Work instructions.
Copy out all of the entries below without any change.

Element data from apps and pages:
__________
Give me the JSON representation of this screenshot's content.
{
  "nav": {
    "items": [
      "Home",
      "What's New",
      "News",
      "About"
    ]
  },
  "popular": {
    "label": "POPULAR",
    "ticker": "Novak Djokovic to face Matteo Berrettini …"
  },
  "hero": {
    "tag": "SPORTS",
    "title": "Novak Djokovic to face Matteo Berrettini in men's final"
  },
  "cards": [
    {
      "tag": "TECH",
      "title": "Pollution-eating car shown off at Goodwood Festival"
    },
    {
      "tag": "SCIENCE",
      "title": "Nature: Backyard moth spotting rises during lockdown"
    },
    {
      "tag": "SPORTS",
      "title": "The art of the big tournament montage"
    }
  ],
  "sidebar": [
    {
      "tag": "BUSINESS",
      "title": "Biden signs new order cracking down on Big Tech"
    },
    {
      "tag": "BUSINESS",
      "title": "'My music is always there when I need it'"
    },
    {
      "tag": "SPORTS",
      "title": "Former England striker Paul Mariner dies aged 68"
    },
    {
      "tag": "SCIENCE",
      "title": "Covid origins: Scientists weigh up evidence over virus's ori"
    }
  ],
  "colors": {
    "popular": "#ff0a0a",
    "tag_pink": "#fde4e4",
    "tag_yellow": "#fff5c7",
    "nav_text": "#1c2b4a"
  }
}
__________
Result.
Give me the JSON representation of this screenshot's content.
{
  "nav": {
    "items": [
      "Home",
      "What's New",
      "News",
      "About"
    ]
  },
  "popular": {
    "label": "POPULAR",
    "ticker": "Novak Djokovic to face Matteo Berrettini …"
  },
  "hero": {
    "tag": "SPORTS",
    "title": "Novak Djokovic to face Matteo Berrettini in men's final"
  },
  "cards": [
    {
      "tag": "TECH",
      "title": "Pollution-eating car shown off at Goodwood Festival"
    },
    {
      "tag": "SCIENCE",
      "title": "Nature: Backyard moth spotting rises during lockdown"
    },
    {
      "tag": "SPORTS",
      "title": "The art of the big tournament montage"
    }
  ],
  "sidebar": [
    {
      "tag": "BUSINESS",
      "title": "Biden signs new order cracking down on Big Tech"
    },
    {
      "tag": "BUSINESS",
      "title": "'My music is always there when I need it'"
    },
    {
      "tag": "SPORTS",
      "title": "Former England striker Paul Mariner dies aged 68"
    },
    {
      "tag": "SCIENCE",
      "title": "Covid origins: Scientists weigh up evidence over virus's ori"
    }
  ],
  "colors": {
    "popular": "#ff0a0a",
    "tag_pink": "#fde4e4",
    "tag_yellow": "#fff5c7",
    "nav_text": "#1c2b4a"
  }
}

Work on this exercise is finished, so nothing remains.